former coal secretary Prasanna Mishra in a recent article in Millennium Post. The article was also sent by the author to Babus of India.
“A civil servant should have the ability to offer his differing views with benign conviction without a trace of crude arrogance. A civil servant should be sensitive enough to appreciate the compulsions in which a minister works. The civil servant should work towards his minister being a success rather than a failure; his efforts should be to see that his minister performs well in Parliament,” Mishra argues in the article.
Mishra further writes that bureaucrat-minister partnership has to be “healthy, not collusive; with shared approach towards constitutionality and probity. The complexity of governance is not amenable to an easy and simplistic solution like acting only on written orders,” he says.
Former secretary, however, does not want a status-quo. The system, he says, calls for a serious and immediate re-look “at the manner in which political executive rewards a civil servant on retirement”. “The country needs greater demonstration of the objectivity of the political executive so that the widely held view that pliant ones are rewarded is proved incorrect. The favoured civil servants get into sinecures – whose number is increasing – and stay with the perks and privileges for five years or even more,” Mishra writes.
There are still a number of unsolved riddles tied with the administration. “Why was a cabinet secretary shifted soon after a change in government?

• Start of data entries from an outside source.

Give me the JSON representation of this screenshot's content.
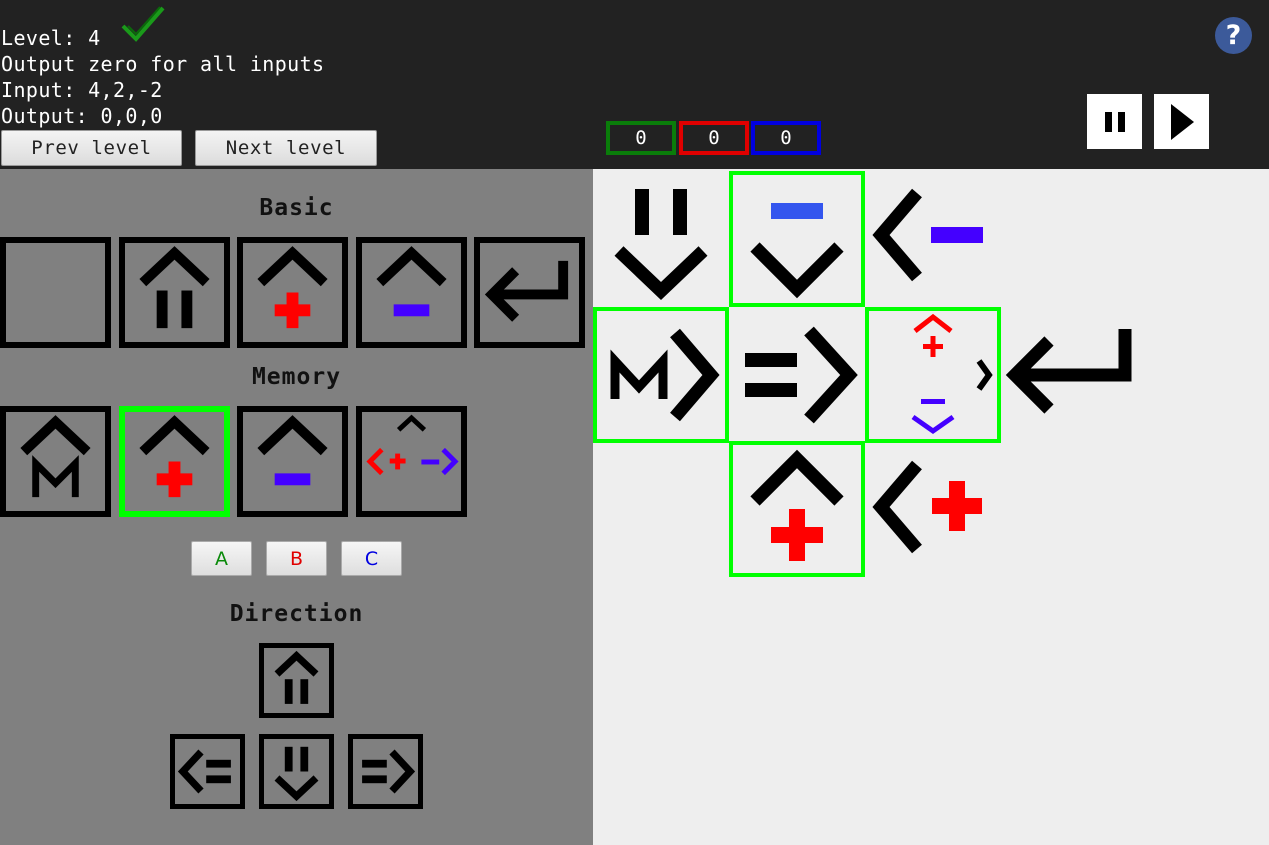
{
  "level": {
    "label": "Level: 4",
    "description": "Output zero for all inputs",
    "input": "Input: 4,2,-2",
    "output": "Output: 0,0,0",
    "solved": true
  },
  "nav": {
    "prev_label": "Prev level",
    "next_label": "Next level"
  },
  "registers": [
    {
      "value": "0",
      "color": "#0a7d0a"
    },
    {
      "value": "0",
      "color": "#e00000"
    },
    {
      "value": "0",
      "color": "#0000e0"
    }
  ],
  "controls": {
    "help_label": "?"
  },
  "palette": {
    "basic_title": "Basic",
    "basic_tiles": [
      "empty",
      "up-wait",
      "up-add",
      "up-subtract",
      "return"
    ],
    "memory_title": "Memory",
    "memory_tiles": [
      "up-memory",
      "up-add",
      "up-subtract",
      "branch"
    ],
    "memory_selected": "up-add",
    "register_buttons": [
      {
        "label": "A",
        "color": "#0a8a0a"
      },
      {
        "label": "B",
        "color": "#e00000"
      },
      {
        "label": "C",
        "color": "#0000e0"
      }
    ],
    "direction_title": "Direction",
    "direction_tiles": [
      "up",
      "left",
      "down",
      "right"
    ]
  },
  "board": {
    "cells": [
      {
        "name": "down-wait",
        "highlighted": false
      },
      {
        "name": "down-subtract",
        "highlighted": true
      },
      {
        "name": "left-subtract",
        "highlighted": false
      },
      {
        "name": "right-memory",
        "highlighted": true
      },
      {
        "name": "right",
        "highlighted": false
      },
      {
        "name": "branch",
        "highlighted": true
      },
      {
        "name": "return",
        "highlighted": false
      },
      {
        "name": "up-add",
        "highlighted": true
      },
      {
        "name": "left-add",
        "highlighted": false
      }
    ]
  },
  "colors": {
    "add": "#ff0000",
    "subtract": "#4400ff",
    "subtract_board": "#3355ee",
    "highlight": "#00ff00"
  }
}
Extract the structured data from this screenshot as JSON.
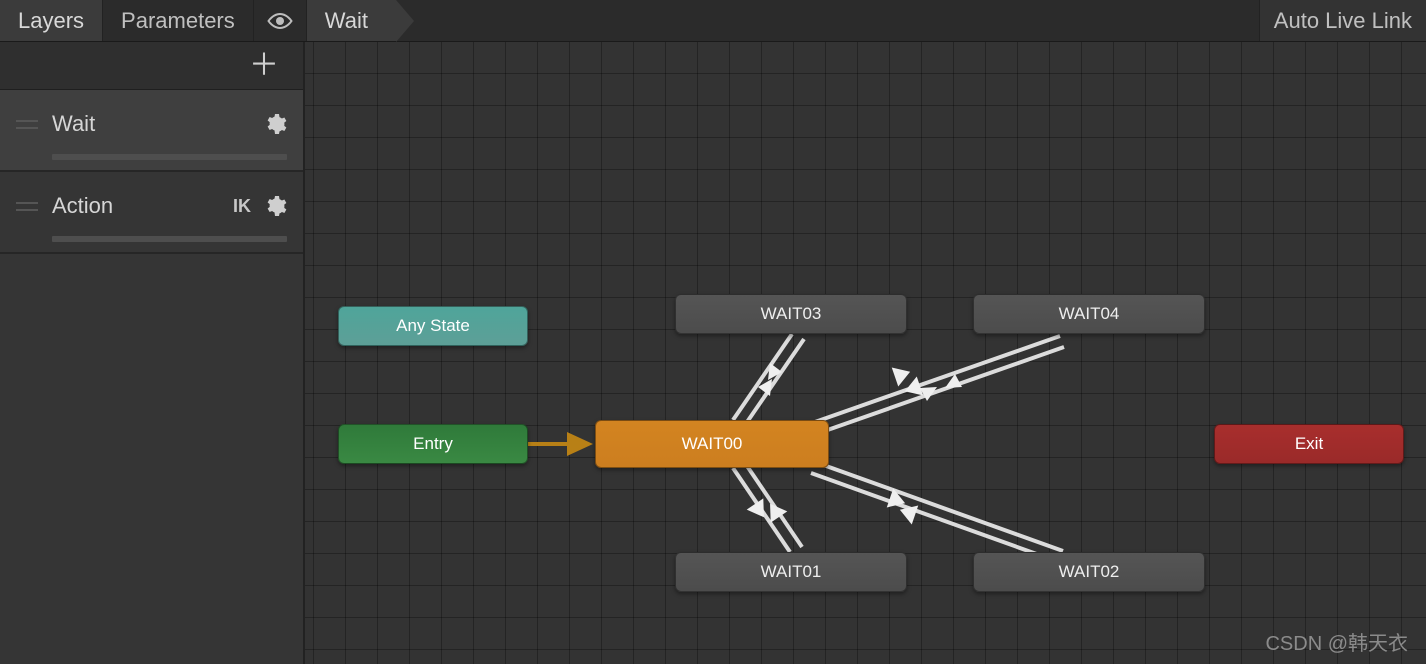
{
  "topbar": {
    "tabs": {
      "layers": "Layers",
      "parameters": "Parameters"
    },
    "breadcrumb": "Wait",
    "auto_live_link": "Auto Live Link"
  },
  "sidebar": {
    "layers": [
      {
        "name": "Wait",
        "ik": false,
        "selected": true
      },
      {
        "name": "Action",
        "ik": true,
        "selected": false
      }
    ]
  },
  "graph": {
    "nodes": {
      "any_state": "Any State",
      "entry": "Entry",
      "default": "WAIT00",
      "wait01": "WAIT01",
      "wait02": "WAIT02",
      "wait03": "WAIT03",
      "wait04": "WAIT04",
      "exit": "Exit"
    }
  },
  "watermark": "CSDN @韩天衣",
  "icons": {
    "plus": "＋",
    "ik": "IK"
  }
}
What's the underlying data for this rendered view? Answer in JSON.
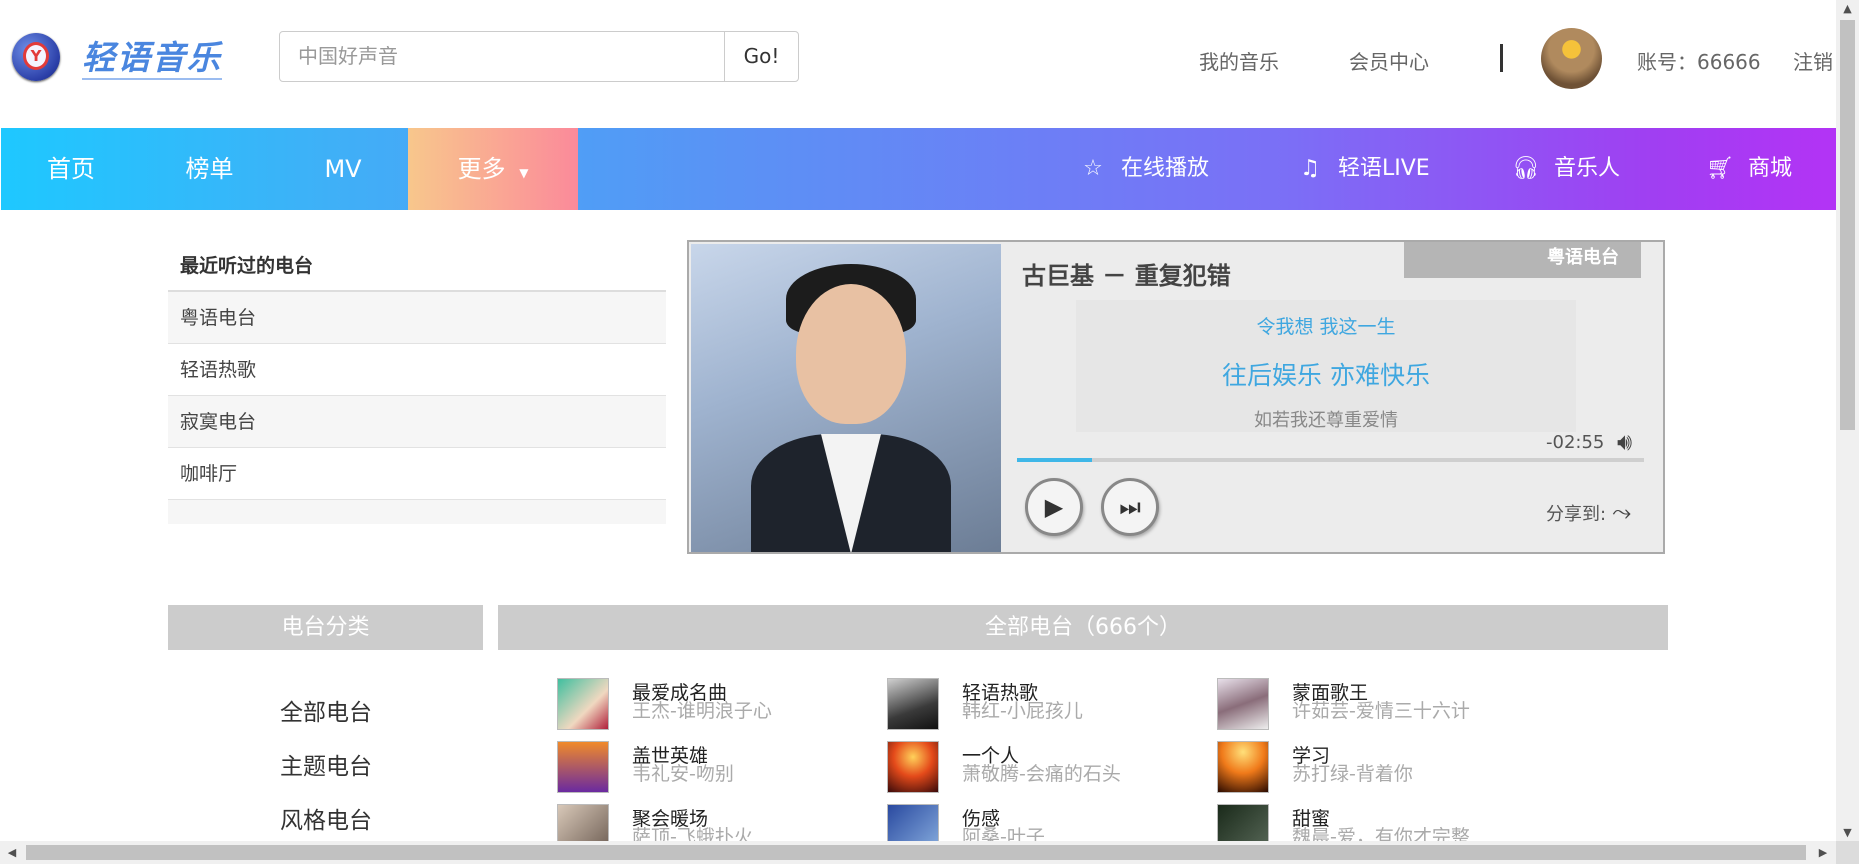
{
  "header": {
    "logo_text": "轻语音乐",
    "search_placeholder": "中国好声音",
    "search_button": "Go!",
    "links": [
      "我的音乐",
      "会员中心"
    ],
    "divider": "|",
    "account": "账号：66666",
    "logout": "注销"
  },
  "nav": {
    "items": [
      "首页",
      "榜单",
      "MV",
      "更多"
    ],
    "right_items": [
      {
        "label": "在线播放",
        "icon": "star-icon"
      },
      {
        "label": "轻语LIVE",
        "icon": "music-note-icon"
      },
      {
        "label": "音乐人",
        "icon": "headphones-icon"
      },
      {
        "label": "商城",
        "icon": "cart-icon"
      }
    ]
  },
  "recent": {
    "title": "最近听过的电台",
    "items": [
      "粤语电台",
      "轻语热歌",
      "寂寞电台",
      "咖啡厅"
    ]
  },
  "player": {
    "song_title": "古巨基 － 重复犯错",
    "station": "粤语电台",
    "lyrics": [
      "令我想 我这一生",
      "往后娱乐 亦难快乐",
      "如若我还尊重爱情"
    ],
    "time": "-02:55",
    "progress": 0.12,
    "share_label": "分享到:"
  },
  "categories": {
    "title": "电台分类",
    "items": [
      "全部电台",
      "主题电台",
      "风格电台"
    ]
  },
  "stations": {
    "title": "全部电台（666个）",
    "items": [
      {
        "name": "最爱成名曲",
        "sub": "王杰-谁明浪子心"
      },
      {
        "name": "轻语热歌",
        "sub": "韩红-小屁孩儿"
      },
      {
        "name": "蒙面歌王",
        "sub": "许茹芸-爱情三十六计"
      },
      {
        "name": "盖世英雄",
        "sub": "韦礼安-吻别"
      },
      {
        "name": "一个人",
        "sub": "萧敬腾-会痛的石头"
      },
      {
        "name": "学习",
        "sub": "苏打绿-背着你"
      },
      {
        "name": "聚会暖场",
        "sub": "萨顶-飞蛾扑火"
      },
      {
        "name": "伤感",
        "sub": "阿桑-叶子"
      },
      {
        "name": "甜蜜",
        "sub": "魏晨-爱，有你才完整"
      }
    ]
  },
  "colors": {
    "accent": "#3fa7e0",
    "nav_start": "#1ec8ff",
    "nav_end": "#b333f5",
    "panel_header": "#cccccc"
  }
}
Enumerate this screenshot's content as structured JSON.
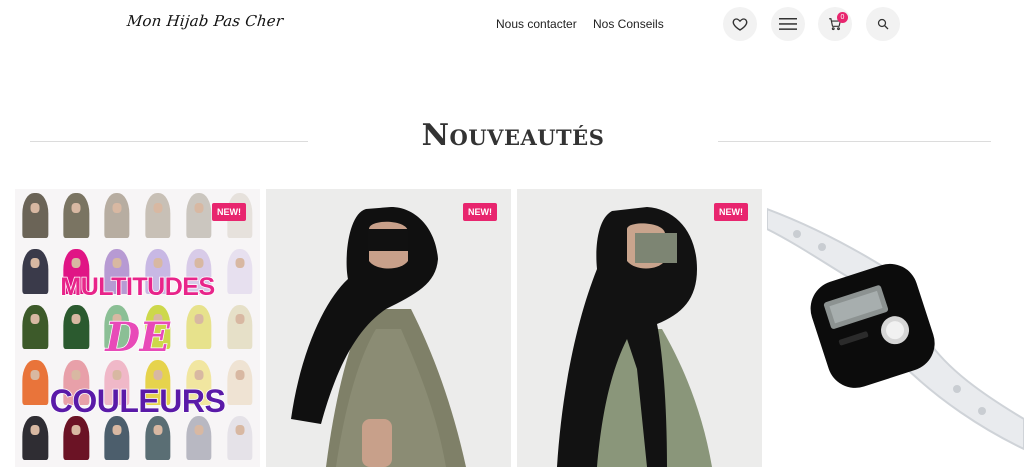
{
  "header": {
    "logo": "Mon Hijab Pas Cher",
    "nav": [
      "Nous contacter",
      "Nos Conseils"
    ],
    "icons": [
      "heart-icon",
      "menu-icon",
      "cart-icon",
      "search-icon"
    ],
    "cart_count": "0"
  },
  "section": {
    "title": "Nouveautés"
  },
  "products": [
    {
      "badge": "NEW!",
      "overlay_lines": [
        "MULTITUDES",
        "DE",
        "COULEURS"
      ]
    },
    {
      "badge": "NEW!"
    },
    {
      "badge": "NEW!"
    },
    {}
  ],
  "colors": {
    "accent": "#e8256e",
    "text": "#222222",
    "line": "#dcdcdc"
  }
}
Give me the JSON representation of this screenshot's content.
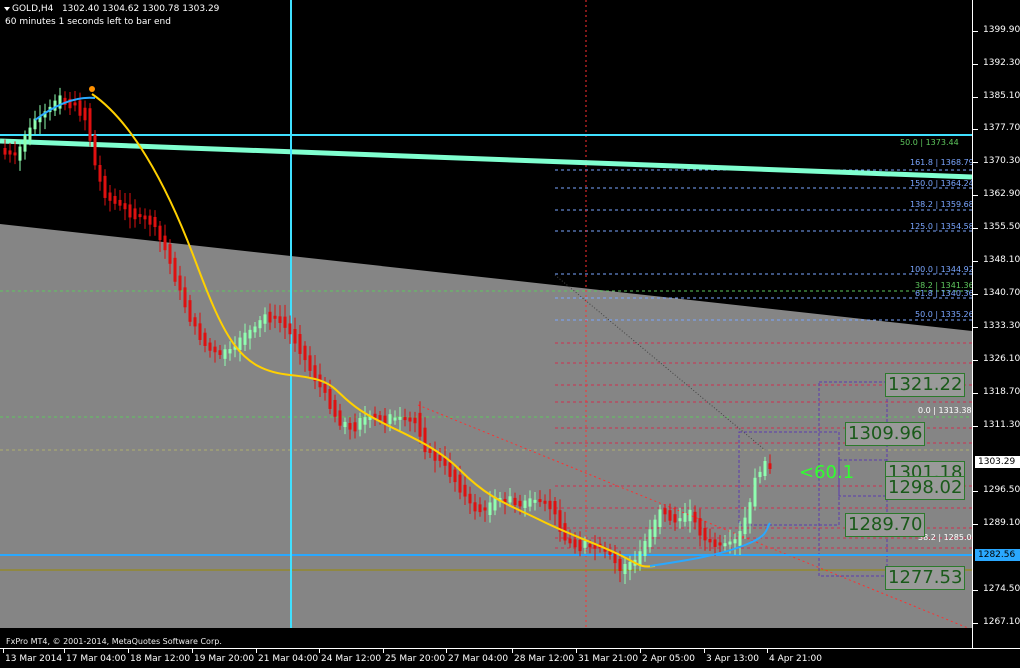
{
  "header": {
    "symbol": "GOLD,H4",
    "ohlc": "1302.40 1304.62 1300.78 1303.29",
    "countdown": "60 minutes 1 seconds left to bar end"
  },
  "y_axis_labels": [
    "1399.90",
    "1392.30",
    "1385.10",
    "1377.70",
    "1370.30",
    "1362.90",
    "1355.50",
    "1348.10",
    "1340.70",
    "1333.30",
    "1326.10",
    "1318.70",
    "1311.30",
    "1303.29",
    "1296.50",
    "1289.10",
    "1282.56",
    "1274.50",
    "1267.10"
  ],
  "x_axis_labels": [
    "13 Mar 2014",
    "17 Mar 04:00",
    "18 Mar 12:00",
    "19 Mar 20:00",
    "21 Mar 04:00",
    "24 Mar 12:00",
    "25 Mar 20:00",
    "27 Mar 04:00",
    "28 Mar 12:00",
    "31 Mar 21:00",
    "2 Apr 05:00",
    "3 Apr 13:00",
    "4 Apr 21:00"
  ],
  "fib_upper": [
    {
      "label": "50.0 | 1373.44",
      "color": "#5ec85e"
    },
    {
      "label": "161.8 | 1368.79",
      "color": "#7aa6ff"
    },
    {
      "label": "150.0 | 1364.24",
      "color": "#7aa6ff"
    },
    {
      "label": "138.2 | 1359.68",
      "color": "#7aa6ff"
    },
    {
      "label": "125.0 | 1354.58",
      "color": "#7aa6ff"
    },
    {
      "label": "100.0 | 1344.92",
      "color": "#7aa6ff"
    },
    {
      "label": "38.2 | 1341.36",
      "color": "#5ec85e"
    },
    {
      "label": "61.8 | 1340.36",
      "color": "#7aa6ff"
    },
    {
      "label": "50.0 | 1335.26",
      "color": "#7aa6ff"
    },
    {
      "label": "0.0 | 1313.38",
      "color": "#ffffff"
    },
    {
      "label": "38.2 | 1285.03",
      "color": "#ffffff"
    }
  ],
  "big_labels": [
    "1321.22",
    "1309.96",
    "1301.18",
    "1298.02",
    "1289.70",
    "1277.53"
  ],
  "annotation": "<60.1",
  "price_tags": {
    "current": "1303.29",
    "line": "1282.56"
  },
  "copyright": "FxPro MT4, © 2001-2014, MetaQuotes Software Corp.",
  "colors": {
    "bg_dark": "#000000",
    "bg_gray": "#858585",
    "candle_up": "#8fffb0",
    "candle_down": "#e01010",
    "ma": "#ffd000",
    "fast_ma": "#2aa8ff",
    "vline": "#40e0ff",
    "trend_thick": "#80ffd0"
  }
}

Are we to believe that the members and even the head of the civil service have to be political appointees? Is it in sync with the ethos of the service?” Mishra asks.